Lastly, let music be heard in your home. Get out some of grandma and grandpa’s hippy vinyl from the 70’s and let the kids hear Led Zeppelin, Crosby, Stills Nash & Young, Chicago and Janis Joplin. And/or jazz, country/western, or folk. You never know, they might really like the stuff and want to learn how to play the songs!


While sports activities are great for kids, they do come with some injury hazards. I’ve received sudden emails from parents over the years that a student would need to take a month (or more) away from lessons because of hand, wrist or arm injuries suffered while playing with after-school sports teams.
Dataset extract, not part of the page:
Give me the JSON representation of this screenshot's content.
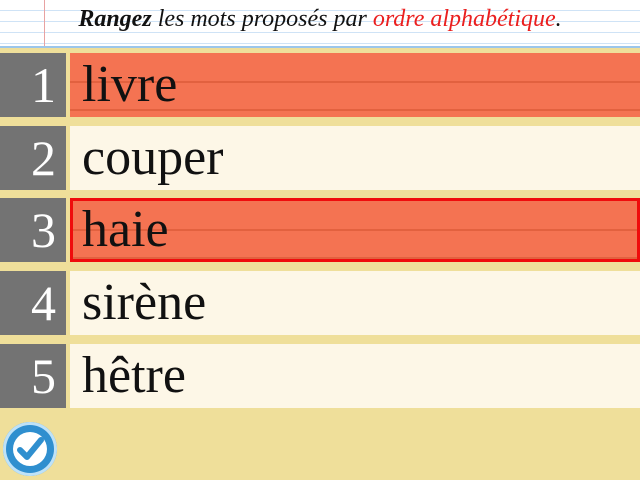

In the past few months this has happened a couple of times – but now I have a new proposal to respond with: “Use the time to let the student experiment with creating music on Soundtrap for Education.” Soundtrap allows a student to experiment with creating their own music using live, loop or midi clips of music that can be patchwork-assembled into an original music composition. I recently became certified as an instructor on Soundtrap through Hal Leonard Publishing, and now use the training to introduce students to Soundtrap, especially if they’re unable to play instruments because of arm or wrist casts from broken bones or bad sprains.

Using the Soundtrap technology allows students to experiment with timbre, tempos, keys, dynamics, music editing, creating moods with music, and instrument use in ensemble composition. They also become introduced to ideas about scoring that are used in film, commercials and the background tracks of our daily lives where music is heard, but often not focused on.

Unfortunately, student Enosh experienced an injury recently and his parents emailed me that he would be away from lessons for a month while he healed. Enosh and I used the time instead on Soundtrap and within a few lessons, Enosh was using his creativity to come up with music themes. Together, we expanded the themes into A, B and C sections, interludes and tried out the sound of various instruments, being aware of the emotional differences that instruments & music makes to the listener.

Here are a couple of Enosh music pieces created on Soundtrap:

Melody Beat
Black Out

After the injury healed, and Enosh got back to his regular guitar lessons, he continues to update and edit his pieces. He seems to continue to enjoy creating new pieces and experimenting with sounds.

But don’t wait for an injury! (Let’s try to avoid that.) Please feel free to contact me to discuss some lessons for a month on Soundtrap to see what your young person creates!